Which of the lines below hold "data"? Please return each one.

▸ **Provided material**
* * * * * * *

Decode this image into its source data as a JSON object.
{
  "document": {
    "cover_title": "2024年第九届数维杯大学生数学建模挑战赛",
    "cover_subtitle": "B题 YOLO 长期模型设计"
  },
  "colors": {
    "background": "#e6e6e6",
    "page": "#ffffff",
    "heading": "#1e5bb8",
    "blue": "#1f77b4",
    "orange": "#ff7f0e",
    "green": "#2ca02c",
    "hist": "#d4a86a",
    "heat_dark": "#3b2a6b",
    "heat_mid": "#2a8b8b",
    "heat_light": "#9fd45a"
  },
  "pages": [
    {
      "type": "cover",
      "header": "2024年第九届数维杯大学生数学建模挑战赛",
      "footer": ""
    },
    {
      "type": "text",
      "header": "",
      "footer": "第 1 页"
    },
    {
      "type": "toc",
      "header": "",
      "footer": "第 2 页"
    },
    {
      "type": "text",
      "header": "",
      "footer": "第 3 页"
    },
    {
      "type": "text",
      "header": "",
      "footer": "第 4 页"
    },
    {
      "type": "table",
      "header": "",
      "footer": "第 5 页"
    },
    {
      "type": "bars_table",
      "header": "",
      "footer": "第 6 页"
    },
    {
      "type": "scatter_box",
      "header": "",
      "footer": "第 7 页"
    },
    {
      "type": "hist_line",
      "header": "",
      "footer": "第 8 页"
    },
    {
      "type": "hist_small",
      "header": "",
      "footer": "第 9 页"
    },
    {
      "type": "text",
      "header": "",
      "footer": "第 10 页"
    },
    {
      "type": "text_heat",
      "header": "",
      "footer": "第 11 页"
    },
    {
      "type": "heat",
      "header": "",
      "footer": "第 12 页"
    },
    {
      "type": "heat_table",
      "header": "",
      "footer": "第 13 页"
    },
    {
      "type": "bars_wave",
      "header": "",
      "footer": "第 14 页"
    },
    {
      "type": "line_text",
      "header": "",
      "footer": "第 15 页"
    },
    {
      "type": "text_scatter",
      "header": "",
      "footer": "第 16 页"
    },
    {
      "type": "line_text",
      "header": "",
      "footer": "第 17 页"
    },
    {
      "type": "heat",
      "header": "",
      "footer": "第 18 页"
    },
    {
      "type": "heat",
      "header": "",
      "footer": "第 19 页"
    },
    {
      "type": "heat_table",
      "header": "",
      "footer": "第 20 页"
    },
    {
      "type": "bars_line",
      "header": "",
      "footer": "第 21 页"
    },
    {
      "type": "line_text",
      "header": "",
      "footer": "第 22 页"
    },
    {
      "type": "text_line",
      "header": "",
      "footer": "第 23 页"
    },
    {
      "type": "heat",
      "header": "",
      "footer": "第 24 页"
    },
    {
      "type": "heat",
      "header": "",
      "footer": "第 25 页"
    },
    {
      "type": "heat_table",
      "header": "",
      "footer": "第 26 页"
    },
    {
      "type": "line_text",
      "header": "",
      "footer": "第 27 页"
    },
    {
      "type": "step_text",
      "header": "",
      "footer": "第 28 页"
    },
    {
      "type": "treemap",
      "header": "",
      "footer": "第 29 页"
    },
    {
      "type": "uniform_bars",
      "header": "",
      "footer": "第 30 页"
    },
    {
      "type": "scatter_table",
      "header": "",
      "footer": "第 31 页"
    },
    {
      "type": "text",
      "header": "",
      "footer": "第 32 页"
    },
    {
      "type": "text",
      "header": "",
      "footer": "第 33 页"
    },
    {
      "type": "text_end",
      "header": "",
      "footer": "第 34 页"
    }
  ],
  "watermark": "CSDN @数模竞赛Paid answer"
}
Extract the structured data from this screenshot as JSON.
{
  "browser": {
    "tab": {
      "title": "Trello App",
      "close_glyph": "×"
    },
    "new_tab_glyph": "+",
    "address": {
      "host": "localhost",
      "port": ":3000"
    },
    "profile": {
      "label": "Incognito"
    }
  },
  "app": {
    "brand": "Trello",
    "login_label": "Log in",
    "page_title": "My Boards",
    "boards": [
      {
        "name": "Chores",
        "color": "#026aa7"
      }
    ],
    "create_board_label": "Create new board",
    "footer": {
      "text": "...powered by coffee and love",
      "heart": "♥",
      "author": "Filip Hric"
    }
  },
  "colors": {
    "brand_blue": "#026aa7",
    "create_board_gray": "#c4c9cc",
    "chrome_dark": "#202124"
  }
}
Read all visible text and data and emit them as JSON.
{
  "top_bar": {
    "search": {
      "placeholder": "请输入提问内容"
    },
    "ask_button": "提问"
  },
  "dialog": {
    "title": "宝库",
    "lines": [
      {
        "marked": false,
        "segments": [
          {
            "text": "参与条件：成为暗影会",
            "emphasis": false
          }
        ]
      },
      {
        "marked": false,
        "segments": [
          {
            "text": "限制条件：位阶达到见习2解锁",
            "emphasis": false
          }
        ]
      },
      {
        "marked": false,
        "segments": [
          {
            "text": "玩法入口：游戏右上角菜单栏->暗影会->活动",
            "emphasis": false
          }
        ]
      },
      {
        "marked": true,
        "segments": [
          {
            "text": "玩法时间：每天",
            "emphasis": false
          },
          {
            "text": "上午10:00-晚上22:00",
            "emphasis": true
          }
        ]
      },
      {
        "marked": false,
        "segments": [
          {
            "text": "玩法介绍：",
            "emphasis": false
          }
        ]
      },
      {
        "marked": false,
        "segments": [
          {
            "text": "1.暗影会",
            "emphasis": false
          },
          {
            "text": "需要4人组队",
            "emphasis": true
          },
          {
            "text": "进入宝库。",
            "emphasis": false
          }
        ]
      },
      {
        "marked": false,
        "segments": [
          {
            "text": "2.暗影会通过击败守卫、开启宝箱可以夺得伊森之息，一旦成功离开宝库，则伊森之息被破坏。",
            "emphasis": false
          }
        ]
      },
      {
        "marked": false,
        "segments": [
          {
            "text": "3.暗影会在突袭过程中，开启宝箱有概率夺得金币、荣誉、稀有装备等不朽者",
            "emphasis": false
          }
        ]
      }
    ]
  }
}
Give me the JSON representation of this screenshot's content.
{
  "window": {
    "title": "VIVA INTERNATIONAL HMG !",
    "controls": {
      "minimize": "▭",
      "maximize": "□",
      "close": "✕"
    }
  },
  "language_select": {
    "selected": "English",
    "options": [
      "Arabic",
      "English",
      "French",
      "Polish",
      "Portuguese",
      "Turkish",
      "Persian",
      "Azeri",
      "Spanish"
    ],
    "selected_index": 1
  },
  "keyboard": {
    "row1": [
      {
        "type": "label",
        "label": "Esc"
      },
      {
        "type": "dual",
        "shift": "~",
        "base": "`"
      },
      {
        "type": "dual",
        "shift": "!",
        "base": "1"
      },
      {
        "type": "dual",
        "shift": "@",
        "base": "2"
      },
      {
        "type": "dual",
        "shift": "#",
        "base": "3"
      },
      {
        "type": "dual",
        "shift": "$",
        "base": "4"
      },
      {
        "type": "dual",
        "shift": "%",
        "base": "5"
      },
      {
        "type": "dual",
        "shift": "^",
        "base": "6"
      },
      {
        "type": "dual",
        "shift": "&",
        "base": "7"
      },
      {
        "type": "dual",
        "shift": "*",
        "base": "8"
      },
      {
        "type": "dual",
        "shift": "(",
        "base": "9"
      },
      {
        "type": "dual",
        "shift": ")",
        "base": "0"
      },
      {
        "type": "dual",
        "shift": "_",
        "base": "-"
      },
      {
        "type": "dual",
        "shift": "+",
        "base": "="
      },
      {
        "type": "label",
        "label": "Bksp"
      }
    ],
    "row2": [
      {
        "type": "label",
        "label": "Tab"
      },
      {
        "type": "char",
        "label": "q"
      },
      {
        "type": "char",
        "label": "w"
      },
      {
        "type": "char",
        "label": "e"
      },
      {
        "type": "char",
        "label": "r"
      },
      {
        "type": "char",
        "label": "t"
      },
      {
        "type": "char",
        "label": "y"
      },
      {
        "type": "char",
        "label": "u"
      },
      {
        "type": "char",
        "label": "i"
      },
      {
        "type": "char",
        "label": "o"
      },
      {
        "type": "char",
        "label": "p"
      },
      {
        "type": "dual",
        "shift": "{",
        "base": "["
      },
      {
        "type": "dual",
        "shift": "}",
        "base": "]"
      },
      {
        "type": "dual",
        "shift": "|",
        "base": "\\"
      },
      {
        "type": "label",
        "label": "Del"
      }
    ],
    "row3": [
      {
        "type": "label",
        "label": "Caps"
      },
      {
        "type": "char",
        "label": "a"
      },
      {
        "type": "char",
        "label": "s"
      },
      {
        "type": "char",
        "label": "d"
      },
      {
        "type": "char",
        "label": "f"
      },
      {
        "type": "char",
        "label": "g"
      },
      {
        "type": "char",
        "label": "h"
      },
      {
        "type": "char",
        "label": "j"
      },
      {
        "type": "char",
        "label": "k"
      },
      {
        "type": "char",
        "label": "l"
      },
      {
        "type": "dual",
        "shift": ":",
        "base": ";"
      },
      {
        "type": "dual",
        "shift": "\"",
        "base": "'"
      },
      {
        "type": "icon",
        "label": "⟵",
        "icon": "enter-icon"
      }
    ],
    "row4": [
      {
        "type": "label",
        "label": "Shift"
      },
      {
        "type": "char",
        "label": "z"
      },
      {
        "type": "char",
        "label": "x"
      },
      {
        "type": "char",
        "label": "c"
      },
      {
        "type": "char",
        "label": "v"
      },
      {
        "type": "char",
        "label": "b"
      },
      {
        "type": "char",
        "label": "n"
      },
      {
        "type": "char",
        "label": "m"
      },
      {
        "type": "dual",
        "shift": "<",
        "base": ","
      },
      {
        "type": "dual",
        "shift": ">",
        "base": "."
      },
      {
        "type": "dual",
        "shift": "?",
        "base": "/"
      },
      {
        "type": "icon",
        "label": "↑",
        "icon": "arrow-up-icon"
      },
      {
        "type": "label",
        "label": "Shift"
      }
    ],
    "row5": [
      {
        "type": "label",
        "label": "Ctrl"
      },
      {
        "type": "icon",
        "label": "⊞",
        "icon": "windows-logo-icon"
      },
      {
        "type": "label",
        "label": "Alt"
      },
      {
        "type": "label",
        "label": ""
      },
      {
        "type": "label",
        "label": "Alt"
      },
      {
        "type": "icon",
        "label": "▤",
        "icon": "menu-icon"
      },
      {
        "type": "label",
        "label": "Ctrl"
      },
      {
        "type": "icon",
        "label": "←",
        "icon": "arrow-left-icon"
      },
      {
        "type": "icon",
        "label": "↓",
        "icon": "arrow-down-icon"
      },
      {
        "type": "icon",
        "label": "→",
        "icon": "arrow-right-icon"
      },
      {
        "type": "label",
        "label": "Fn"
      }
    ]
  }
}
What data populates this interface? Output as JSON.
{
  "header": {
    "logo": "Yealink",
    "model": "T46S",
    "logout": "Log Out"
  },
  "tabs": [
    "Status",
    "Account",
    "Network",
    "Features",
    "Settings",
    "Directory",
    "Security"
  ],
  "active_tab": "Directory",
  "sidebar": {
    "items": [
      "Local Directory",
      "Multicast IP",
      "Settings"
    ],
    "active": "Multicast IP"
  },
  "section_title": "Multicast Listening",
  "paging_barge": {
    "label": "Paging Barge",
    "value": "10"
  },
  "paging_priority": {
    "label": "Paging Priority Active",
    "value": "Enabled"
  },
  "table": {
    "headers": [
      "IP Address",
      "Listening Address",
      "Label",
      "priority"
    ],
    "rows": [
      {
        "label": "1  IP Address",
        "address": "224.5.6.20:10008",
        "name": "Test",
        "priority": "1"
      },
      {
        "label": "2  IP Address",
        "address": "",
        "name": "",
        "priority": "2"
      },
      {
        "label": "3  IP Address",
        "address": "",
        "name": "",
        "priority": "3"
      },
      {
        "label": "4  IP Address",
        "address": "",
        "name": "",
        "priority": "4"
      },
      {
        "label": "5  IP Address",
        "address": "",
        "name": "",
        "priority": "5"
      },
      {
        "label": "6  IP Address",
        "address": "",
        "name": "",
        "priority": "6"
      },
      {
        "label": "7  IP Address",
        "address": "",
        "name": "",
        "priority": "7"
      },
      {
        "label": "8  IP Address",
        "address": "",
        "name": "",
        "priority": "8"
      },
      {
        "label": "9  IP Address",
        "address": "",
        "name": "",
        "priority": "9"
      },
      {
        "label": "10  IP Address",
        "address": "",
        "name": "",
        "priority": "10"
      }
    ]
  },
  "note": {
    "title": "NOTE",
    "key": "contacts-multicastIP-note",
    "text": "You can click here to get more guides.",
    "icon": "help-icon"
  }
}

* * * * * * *

▸ **Response to the task**
Decode this image into its source data as a JSON object.
Extract the structured data from this screenshot as JSON.
Read all visible text and data and emit them as JSON.
What data populates this interface? Output as JSON.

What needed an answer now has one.